While the efficient markets hypothesis continues to be taught by some, it has been proven that markets are over-reactive dynamic systems, and investors are not always rational. One imperfect but simple way to consider how the market perception of a company has shifted is to compare the change in the earnings per share (EPS) with the share price movement.
During three years of share price growth, Korian achieved compound earnings per share growth of 41% per year. This EPS growth is higher than the 17% average annual increase in the share price. Therefore, it seems the market has moderated its expectations for growth, somewhat.
The company’s earnings per share (over time) is depicted in the image below (click to see the exact numbers).
We know that Korian has improved its bottom line over the last three years, but what does the future have in store? Take a more thorough look at Korian’s financial health with this free report on its balance sheet.
What About Dividends?
As well as measuring the share price return, investors should also consider the total shareholder return (TSR). The TSR is a return calculation that accounts for the value of cash dividends (assuming that any dividend received was reinvested) and the calculated value of any discounted capital raisings and spin-offs. Arguably, the TSR gives a more comprehensive picture of the return generated by a stock. In the case of Korian, it has a TSR of 68% for the last 3 years. That exceeds its share price return that we previously mentioned. This is largely a result of its dividend payments!
A Different Perspective
Korian provided a TSR of 26% over the year (including dividends) . That’s fairly close to the broader market return. Most would be happy with a gain, and it helps that the year’s return is actually better than the average return over five years, which was 9.6%. Even if the share price growth slows down from here, there’s a good chance that this is business worth watching in the long term. Before deciding if you like the current share price, check how Korian scores on these 3 valuation metrics.
If you would prefer to check out another company — one with potentially superior financials — then do not miss this free list of companies that have proven they can grow earnings.

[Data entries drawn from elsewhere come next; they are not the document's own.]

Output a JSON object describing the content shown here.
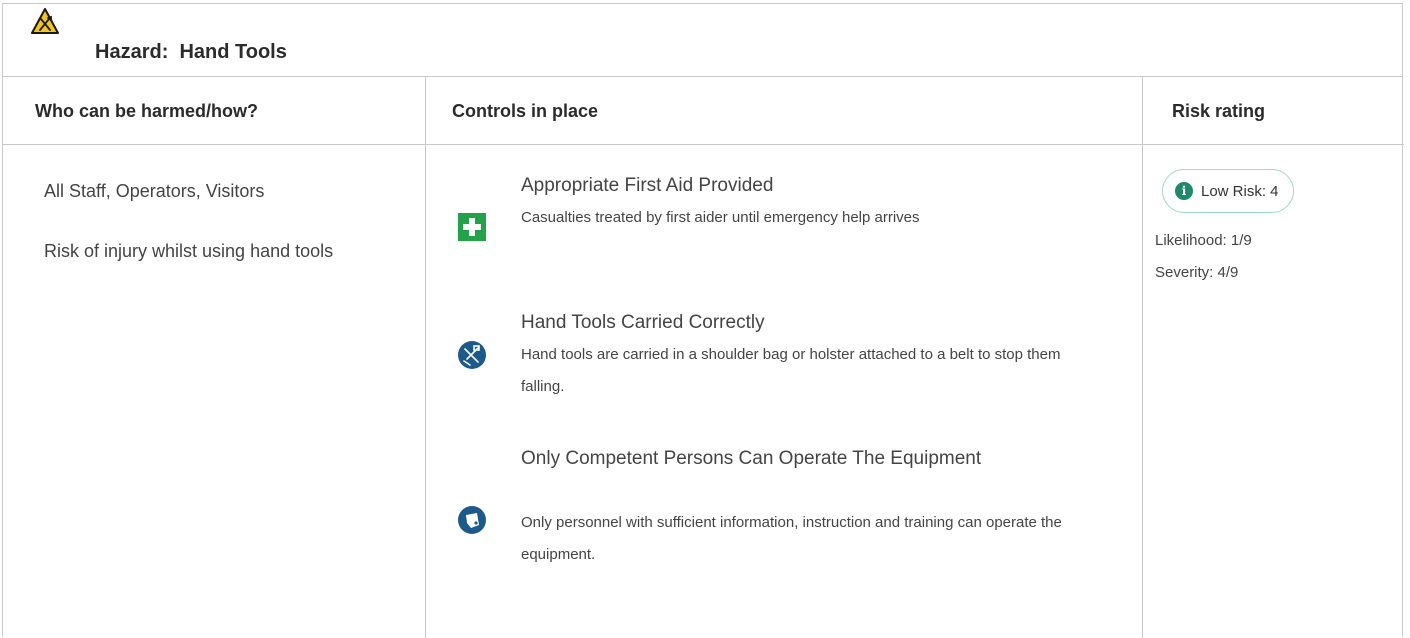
{
  "hazard": {
    "title": "Hazard:  Hand Tools",
    "icon": "hazard-hand-tools-icon"
  },
  "columns": {
    "who": "Who can be harmed/how?",
    "controls": "Controls in place",
    "risk": "Risk rating"
  },
  "who": {
    "people": "All Staff, Operators, Visitors",
    "how": "Risk of injury whilst using hand tools"
  },
  "controls": [
    {
      "title": "Appropriate First Aid Provided",
      "description": "Casualties treated by first aider until emergency help arrives",
      "icon": "first-aid-icon",
      "color": "#22a34a"
    },
    {
      "title": "Hand Tools Carried Correctly",
      "description": "Hand tools are carried in a shoulder bag or holster attached to a belt to stop them falling.",
      "icon": "tool-belt-icon",
      "color": "#1d5a8c"
    },
    {
      "title": "Only Competent Persons Can Operate The Equipment",
      "description": "Only personnel with sufficient information, instruction and training can operate the equipment.",
      "icon": "competence-icon",
      "color": "#1d5a8c"
    }
  ],
  "risk": {
    "badge": "Low Risk: 4",
    "likelihood": "Likelihood: 1/9",
    "severity": "Severity: 4/9",
    "accent": "#1e8a6a"
  }
}
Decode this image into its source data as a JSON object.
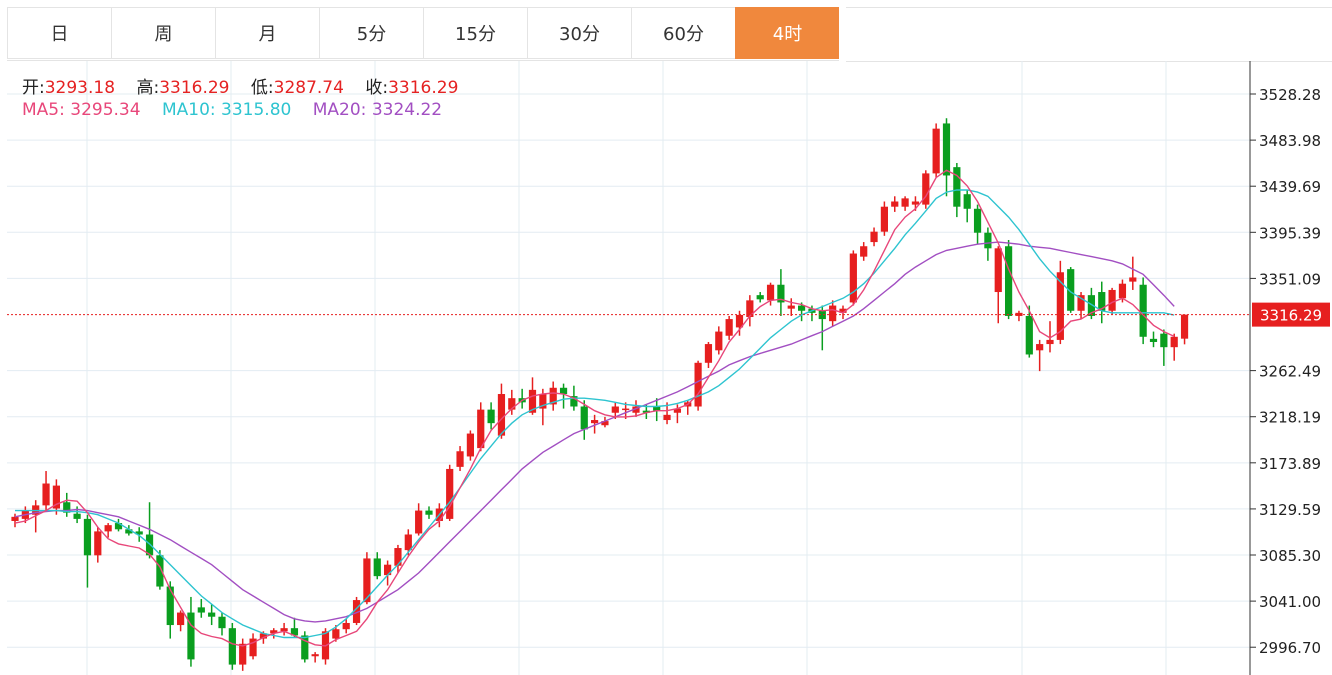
{
  "tabs": [
    {
      "label": "日"
    },
    {
      "label": "周"
    },
    {
      "label": "月"
    },
    {
      "label": "5分"
    },
    {
      "label": "15分"
    },
    {
      "label": "30分"
    },
    {
      "label": "60分"
    },
    {
      "label": "4时",
      "active": true
    }
  ],
  "ohlc": {
    "open_label": "开:",
    "open": "3293.18",
    "high_label": "高:",
    "high": "3316.29",
    "low_label": "低:",
    "low": "3287.74",
    "close_label": "收:",
    "close": "3316.29"
  },
  "ma": {
    "ma5_label": "MA5:",
    "ma5": "3295.34",
    "ma10_label": "MA10:",
    "ma10": "3315.80",
    "ma20_label": "MA20:",
    "ma20": "3324.22"
  },
  "colors": {
    "up": "#e61f1f",
    "down": "#0a9e1f",
    "ma5": "#e8477a",
    "ma10": "#2ec4d0",
    "ma20": "#a24fc2",
    "accent": "#f0883d",
    "grid": "#e3ecf2"
  },
  "chart_data": {
    "type": "candlestick",
    "ylim": [
      2970,
      3560
    ],
    "y_ticks": [
      "3528.28",
      "3483.98",
      "3439.69",
      "3395.39",
      "3351.09",
      "3262.49",
      "3218.19",
      "3173.89",
      "3129.59",
      "3085.30",
      "3041.00",
      "2996.70"
    ],
    "last_price": "3316.29",
    "candles": [
      [
        3118,
        3125,
        3112,
        3122
      ],
      [
        3120,
        3132,
        3116,
        3128
      ],
      [
        3124,
        3138,
        3107,
        3133
      ],
      [
        3133,
        3166,
        3128,
        3154
      ],
      [
        3130,
        3158,
        3124,
        3152
      ],
      [
        3136,
        3145,
        3122,
        3126
      ],
      [
        3125,
        3132,
        3116,
        3120
      ],
      [
        3120,
        3124,
        3054,
        3085
      ],
      [
        3085,
        3112,
        3078,
        3108
      ],
      [
        3108,
        3116,
        3102,
        3114
      ],
      [
        3116,
        3120,
        3108,
        3110
      ],
      [
        3110,
        3114,
        3104,
        3106
      ],
      [
        3108,
        3112,
        3098,
        3105
      ],
      [
        3105,
        3136,
        3082,
        3085
      ],
      [
        3085,
        3090,
        3052,
        3055
      ],
      [
        3055,
        3060,
        3005,
        3018
      ],
      [
        3018,
        3032,
        3012,
        3030
      ],
      [
        3030,
        3045,
        2978,
        2985
      ],
      [
        3035,
        3043,
        3025,
        3030
      ],
      [
        3030,
        3038,
        3018,
        3026
      ],
      [
        3026,
        3030,
        3008,
        3015
      ],
      [
        3015,
        3020,
        2975,
        2980
      ],
      [
        2980,
        3005,
        2974,
        3000
      ],
      [
        2988,
        3010,
        2985,
        3005
      ],
      [
        3005,
        3012,
        3000,
        3010
      ],
      [
        3010,
        3015,
        3005,
        3013
      ],
      [
        3012,
        3020,
        3008,
        3015
      ],
      [
        3015,
        3025,
        3006,
        3008
      ],
      [
        3008,
        3012,
        2982,
        2985
      ],
      [
        2988,
        2992,
        2982,
        2990
      ],
      [
        2985,
        3015,
        2980,
        3012
      ],
      [
        3005,
        3018,
        3002,
        3014
      ],
      [
        3014,
        3024,
        3010,
        3020
      ],
      [
        3020,
        3045,
        3018,
        3042
      ],
      [
        3040,
        3088,
        3038,
        3082
      ],
      [
        3082,
        3088,
        3062,
        3065
      ],
      [
        3066,
        3080,
        3056,
        3076
      ],
      [
        3075,
        3095,
        3068,
        3092
      ],
      [
        3090,
        3110,
        3085,
        3105
      ],
      [
        3106,
        3135,
        3104,
        3128
      ],
      [
        3128,
        3132,
        3120,
        3124
      ],
      [
        3118,
        3135,
        3112,
        3130
      ],
      [
        3120,
        3172,
        3118,
        3168
      ],
      [
        3170,
        3190,
        3166,
        3185
      ],
      [
        3180,
        3205,
        3176,
        3202
      ],
      [
        3188,
        3232,
        3185,
        3225
      ],
      [
        3225,
        3232,
        3206,
        3212
      ],
      [
        3200,
        3250,
        3197,
        3240
      ],
      [
        3225,
        3244,
        3220,
        3236
      ],
      [
        3236,
        3245,
        3226,
        3232
      ],
      [
        3222,
        3256,
        3220,
        3244
      ],
      [
        3226,
        3245,
        3210,
        3240
      ],
      [
        3230,
        3252,
        3224,
        3246
      ],
      [
        3246,
        3250,
        3226,
        3240
      ],
      [
        3238,
        3248,
        3224,
        3228
      ],
      [
        3228,
        3234,
        3196,
        3206
      ],
      [
        3212,
        3220,
        3202,
        3215
      ],
      [
        3210,
        3218,
        3208,
        3214
      ],
      [
        3222,
        3232,
        3216,
        3228
      ],
      [
        3225,
        3232,
        3216,
        3226
      ],
      [
        3222,
        3234,
        3218,
        3228
      ],
      [
        3224,
        3230,
        3216,
        3222
      ],
      [
        3228,
        3236,
        3214,
        3224
      ],
      [
        3215,
        3232,
        3211,
        3220
      ],
      [
        3222,
        3230,
        3212,
        3226
      ],
      [
        3228,
        3234,
        3220,
        3232
      ],
      [
        3228,
        3272,
        3224,
        3270
      ],
      [
        3270,
        3290,
        3265,
        3288
      ],
      [
        3282,
        3305,
        3278,
        3300
      ],
      [
        3296,
        3315,
        3292,
        3312
      ],
      [
        3304,
        3320,
        3296,
        3316
      ],
      [
        3314,
        3335,
        3305,
        3330
      ],
      [
        3335,
        3338,
        3328,
        3331
      ],
      [
        3330,
        3347,
        3325,
        3345
      ],
      [
        3345,
        3360,
        3315,
        3328
      ],
      [
        3322,
        3332,
        3315,
        3325
      ],
      [
        3325,
        3328,
        3310,
        3320
      ],
      [
        3322,
        3325,
        3310,
        3318
      ],
      [
        3320,
        3325,
        3282,
        3312
      ],
      [
        3310,
        3330,
        3305,
        3325
      ],
      [
        3318,
        3325,
        3312,
        3322
      ],
      [
        3328,
        3378,
        3325,
        3375
      ],
      [
        3372,
        3386,
        3368,
        3382
      ],
      [
        3386,
        3400,
        3382,
        3396
      ],
      [
        3396,
        3425,
        3392,
        3420
      ],
      [
        3420,
        3430,
        3415,
        3425
      ],
      [
        3420,
        3430,
        3416,
        3428
      ],
      [
        3422,
        3430,
        3416,
        3425
      ],
      [
        3422,
        3455,
        3418,
        3452
      ],
      [
        3452,
        3500,
        3448,
        3495
      ],
      [
        3500,
        3505,
        3430,
        3450
      ],
      [
        3458,
        3462,
        3410,
        3420
      ],
      [
        3432,
        3436,
        3405,
        3418
      ],
      [
        3418,
        3422,
        3384,
        3395
      ],
      [
        3395,
        3400,
        3368,
        3380
      ],
      [
        3338,
        3382,
        3308,
        3380
      ],
      [
        3382,
        3388,
        3312,
        3315
      ],
      [
        3315,
        3320,
        3310,
        3318
      ],
      [
        3315,
        3325,
        3275,
        3278
      ],
      [
        3282,
        3292,
        3262,
        3288
      ],
      [
        3288,
        3310,
        3280,
        3292
      ],
      [
        3292,
        3368,
        3288,
        3357
      ],
      [
        3360,
        3362,
        3318,
        3320
      ],
      [
        3320,
        3338,
        3312,
        3335
      ],
      [
        3335,
        3342,
        3312,
        3315
      ],
      [
        3338,
        3348,
        3308,
        3320
      ],
      [
        3320,
        3342,
        3316,
        3340
      ],
      [
        3332,
        3350,
        3328,
        3346
      ],
      [
        3348,
        3372,
        3340,
        3352
      ],
      [
        3345,
        3352,
        3288,
        3295
      ],
      [
        3293,
        3300,
        3285,
        3290
      ],
      [
        3298,
        3302,
        3267,
        3285
      ],
      [
        3285,
        3298,
        3272,
        3295
      ],
      [
        3293.18,
        3316.29,
        3287.74,
        3316.29
      ]
    ],
    "ma5": [
      3116,
      3118,
      3123,
      3128,
      3134,
      3138,
      3137,
      3126,
      3112,
      3101,
      3096,
      3094,
      3092,
      3086,
      3074,
      3052,
      3035,
      3018,
      3010,
      3007,
      3005,
      3000,
      2998,
      3001,
      3006,
      3010,
      3012,
      3008,
      3003,
      2999,
      2998,
      3004,
      3008,
      3012,
      3024,
      3040,
      3052,
      3068,
      3084,
      3098,
      3110,
      3118,
      3132,
      3150,
      3168,
      3188,
      3205,
      3216,
      3226,
      3234,
      3238,
      3240,
      3241,
      3240,
      3236,
      3230,
      3224,
      3220,
      3218,
      3218,
      3219,
      3222,
      3224,
      3224,
      3226,
      3230,
      3240,
      3256,
      3272,
      3290,
      3302,
      3315,
      3324,
      3330,
      3331,
      3328,
      3326,
      3322,
      3320,
      3321,
      3318,
      3326,
      3340,
      3358,
      3378,
      3398,
      3410,
      3418,
      3430,
      3448,
      3455,
      3450,
      3440,
      3425,
      3405,
      3385,
      3360,
      3338,
      3320,
      3300,
      3294,
      3300,
      3310,
      3312,
      3318,
      3322,
      3328,
      3332,
      3326,
      3316,
      3306,
      3300,
      3295.34
    ],
    "ma10": [
      3128,
      3128,
      3128,
      3128,
      3128,
      3127,
      3127,
      3126,
      3124,
      3120,
      3116,
      3110,
      3104,
      3096,
      3086,
      3076,
      3066,
      3056,
      3046,
      3038,
      3030,
      3024,
      3018,
      3014,
      3010,
      3008,
      3006,
      3006,
      3006,
      3008,
      3010,
      3016,
      3024,
      3034,
      3044,
      3055,
      3066,
      3076,
      3088,
      3100,
      3112,
      3124,
      3136,
      3150,
      3164,
      3178,
      3190,
      3202,
      3212,
      3220,
      3225,
      3229,
      3232,
      3235,
      3236,
      3236,
      3235,
      3234,
      3232,
      3230,
      3229,
      3228,
      3228,
      3229,
      3231,
      3234,
      3238,
      3242,
      3248,
      3256,
      3264,
      3274,
      3284,
      3294,
      3302,
      3310,
      3316,
      3320,
      3324,
      3328,
      3332,
      3338,
      3346,
      3356,
      3368,
      3380,
      3393,
      3404,
      3416,
      3428,
      3434,
      3436,
      3436,
      3434,
      3430,
      3420,
      3410,
      3398,
      3384,
      3370,
      3358,
      3348,
      3338,
      3332,
      3326,
      3320,
      3318,
      3318,
      3318,
      3318,
      3318,
      3318,
      3315.8
    ],
    "ma20": [
      3122,
      3124,
      3126,
      3127,
      3128,
      3128,
      3129,
      3128,
      3126,
      3124,
      3122,
      3118,
      3114,
      3110,
      3105,
      3100,
      3094,
      3088,
      3082,
      3076,
      3068,
      3060,
      3052,
      3046,
      3040,
      3034,
      3028,
      3024,
      3022,
      3021,
      3022,
      3024,
      3026,
      3030,
      3034,
      3040,
      3046,
      3052,
      3060,
      3068,
      3078,
      3088,
      3098,
      3108,
      3118,
      3128,
      3138,
      3148,
      3158,
      3168,
      3176,
      3184,
      3190,
      3196,
      3202,
      3206,
      3210,
      3214,
      3218,
      3222,
      3226,
      3230,
      3234,
      3238,
      3242,
      3247,
      3252,
      3257,
      3262,
      3268,
      3272,
      3276,
      3279,
      3282,
      3285,
      3288,
      3292,
      3296,
      3300,
      3305,
      3310,
      3315,
      3322,
      3330,
      3338,
      3346,
      3355,
      3362,
      3368,
      3374,
      3378,
      3380,
      3382,
      3384,
      3385,
      3386,
      3385,
      3384,
      3382,
      3381,
      3380,
      3378,
      3376,
      3374,
      3372,
      3370,
      3368,
      3365,
      3360,
      3355,
      3345,
      3335,
      3324.22
    ]
  }
}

Please note, the market returns quoted in this article reflect the market weighted average returns of stocks that currently trade on FR exchanges.
If you spot an error that warrants correction, please contact the editor at email@example.com. This article by Simply Wall St is general in nature. It does not constitute a recommendation to buy or sell any stock, and does not take account of your objectives, or your financial situation. Simply Wall St has no position in the stocks mentioned.
We aim to bring you long-term focused research analysis driven by fundamental data. Note that our analysis may not factor in the latest price-sensitive company announcements or qualitative material. Thank you for reading.